CEO Garry Ridge has been with the firm since 1987 and the CEO since 1997. During his tenure, the stock is up 319% cumulative, or about 9.2% annualized, compared to a 200% gain, or 6.9% annualized, for the S&P 500 over the period. The stock's also outperformed the S&P 500 by about 40 percentage points over the last five years. All this is to say that long-term shareholders should be fairly happy with the way the company's performed under Ridge's leadership. WD-40 also keeps the chairman position separate from the CEO role, which is textbook best practice for corporate governance.
I'm not crazy about management's bonus incentives, which are primarily linked to EBITDA. EBITDA is one of my least favorite financial metrics (Buffett called trumpeting EBITDA a "pernicious practice" in the 2002 letter; Munger called it "(expletive) earnings") because interest, taxes, and depreciation are natural and recurring shareholder expenses that shouldn't be ignored. I could rant on about EBITDA, but I'd much prefer this otherwise high quality company to use more shareholder-focused incentive metrics such as net income, free cash flow, and/or economic value added (EVA).
A potentially limited growth runway. With its products already in 187 countries and a sizeable portfolio of products already built around the WD-40 brand, what will drive top-line growth in the medium-term? I have no doubt that consumers will continue to buy WD-40, but can the company deliver high-single digit/low-double digit earnings growth without becoming more active on the M&A front?
Is it a good buy today?
WD-40's consistency and high quality hasn't been overlooked by the market and the stock has historically traded at a premium. WD-40's five-year average P/E is 19.1 times versus 17.2 times for the S&P; today it's trading at 22.7 times. Not exactly cheap on that basis. But what about growth? Based on the company's five-year average return on equity near 19% and its dividend payout ratio near 50%, the "sustainable growth rate" is about 9-10%. An implied PEG ratio near 2x isn't great, either. Its current dividend yield of 2.1% is also well-below its five year average closer to 3%.
Running a quick valuation on WD-40, I put a fair value on the shares at $52 (currently $58.52). I'd look to buy with at least a 15% margin-of-safety, so a good buy-around price today would be $44.

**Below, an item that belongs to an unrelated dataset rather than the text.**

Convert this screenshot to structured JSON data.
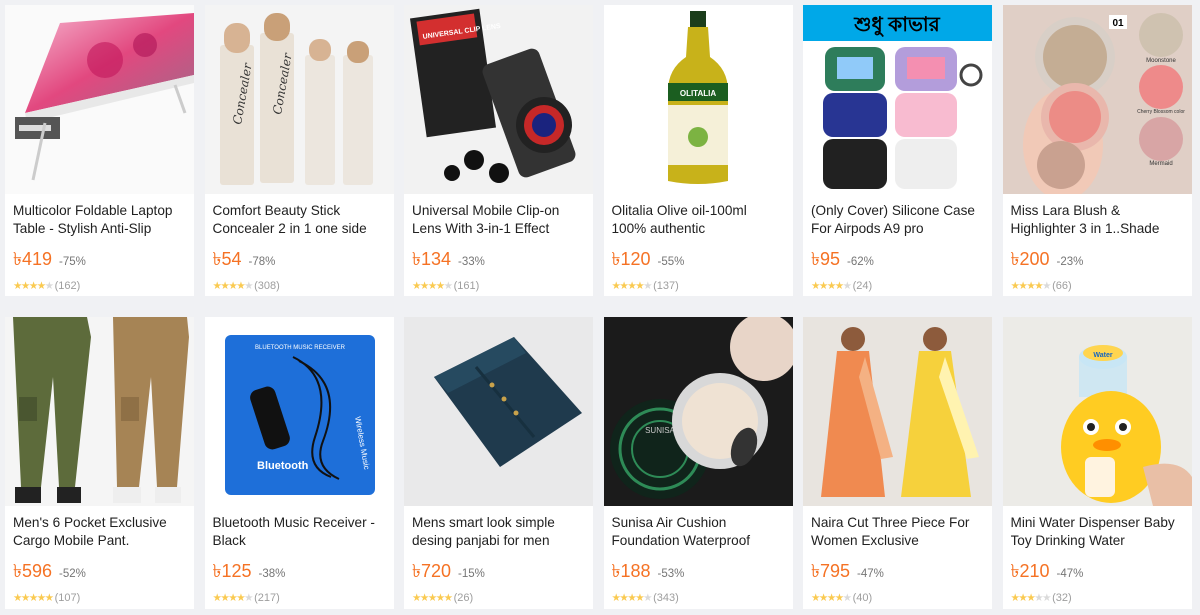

I really like WD-40 as a company. Hopefully the EBITDA-based incentive metrics go away, but otherwise I'd be happy to own WD-40 in the event of a market pullback. Ideally, I'd like to pick up the stock with a yield closer to 3%, which is about what I'd get if the stock traded near $44.
MTS Systems and WD-40 are both intriguing dividend growth candidates, but neither appears to be a good value at the moment. MTS has more dividend growth potential than WD-40, but also carries more risk.
All in all, I think this was a worthwhile exercise. We dug into two promising dividend growth opportunities and now have two good names to keep on our watchlists.
What do you think? Please let me know in the comments section below. Note: I switched the comments format back to the normal setting as the Google+ format was simply not working well. You can also reach me @toddwenning on Twitter.